Dutch development cooperation policy has a long history of providing support for women's rights and gender equality worldwide. It has used a range of instruments for this purpose over the past several decades, at both central government and through its embassies. While funding priorities have changed over the years, some themes have been policy constants and are still part of the current focus. These include empowering women and strengthening their leadership, promoting women's economic participation (access to work) and political participation, and combating violence against women. These policies aim to bring about tangible changes and to enhance the rights and opportunities of women and girls in the Global South. Another constant is the use of a mix of instruments and programmes, both targeting specific activities and mainstreaming gender in other activities. At the same time, there have been shifts in the forms of support for strengthening women's organisations, movements and networks. This paper will briefly discuss the modalities and instruments that have been used, the choices that have been made, and the lessons that have been learned.
The Ford Foundation commissioned this paper to explore participatory approaches, especially participatory grantmaking, and their potential use by foundations. The paper synthesizes several existing participatory frameworks, identifies common components, and applies these to philanthropy as a "starter" framework that can, hopefully, be used as a springboard for ongoing discussion and development among grantmakers and non-grantmakers.
This publication tells the story of the Funding Exchange, a pioneering national network of social justice foundations that was created in 1979 and operated for nearly 35 years before deciding to disband. Its purpose is to provide an honest exploration of the Funding Exchange's experience – the network's significant influence as well as the problems and internal strains that led to its eventual dissolution.The story offers lessons that have practical relevance for today's social justice activists and funders, philanthropy scholars, and foundation professionals.

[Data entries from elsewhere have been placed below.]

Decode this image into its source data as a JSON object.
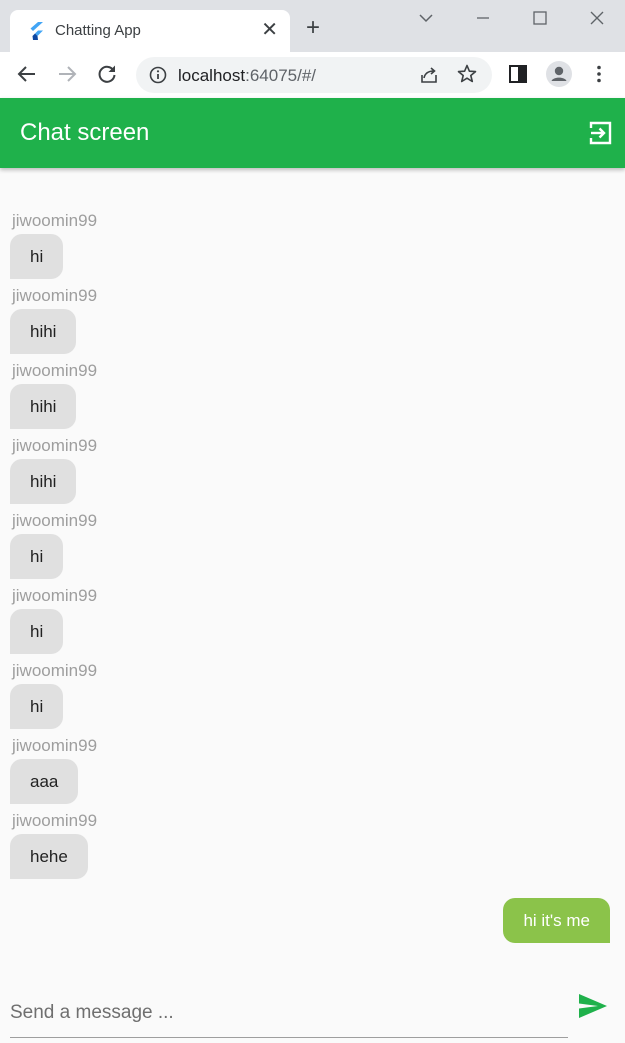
{
  "browser": {
    "tab_title": "Chatting App",
    "tab_close": "✕",
    "new_tab": "+",
    "url_host": "localhost",
    "url_path": ":64075/#/"
  },
  "app": {
    "title": "Chat screen",
    "accent_color": "#1fb14b"
  },
  "messages": [
    {
      "user": "jiwoomin99",
      "text": "hi"
    },
    {
      "user": "jiwoomin99",
      "text": "hihi"
    },
    {
      "user": "jiwoomin99",
      "text": "hihi"
    },
    {
      "user": "jiwoomin99",
      "text": "hihi"
    },
    {
      "user": "jiwoomin99",
      "text": "hi"
    },
    {
      "user": "jiwoomin99",
      "text": "hi"
    },
    {
      "user": "jiwoomin99",
      "text": "hi"
    },
    {
      "user": "jiwoomin99",
      "text": "aaa"
    },
    {
      "user": "jiwoomin99",
      "text": "hehe"
    }
  ],
  "my_message": {
    "text": "hi it's me"
  },
  "composer": {
    "placeholder": "Send a message ..."
  }
}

Using case studies as descriptive tools, this paper examines participatory philanthropy, it's pros and cons, and describes a range of models.
This paper discusses participatory grankmaking in a general context in terms of pros/cons and cost efficiency compared to other practices. It also discusses strategies and challenges associated with Baring Foundation's LGBTI initiative in Sub-Saharan Africa.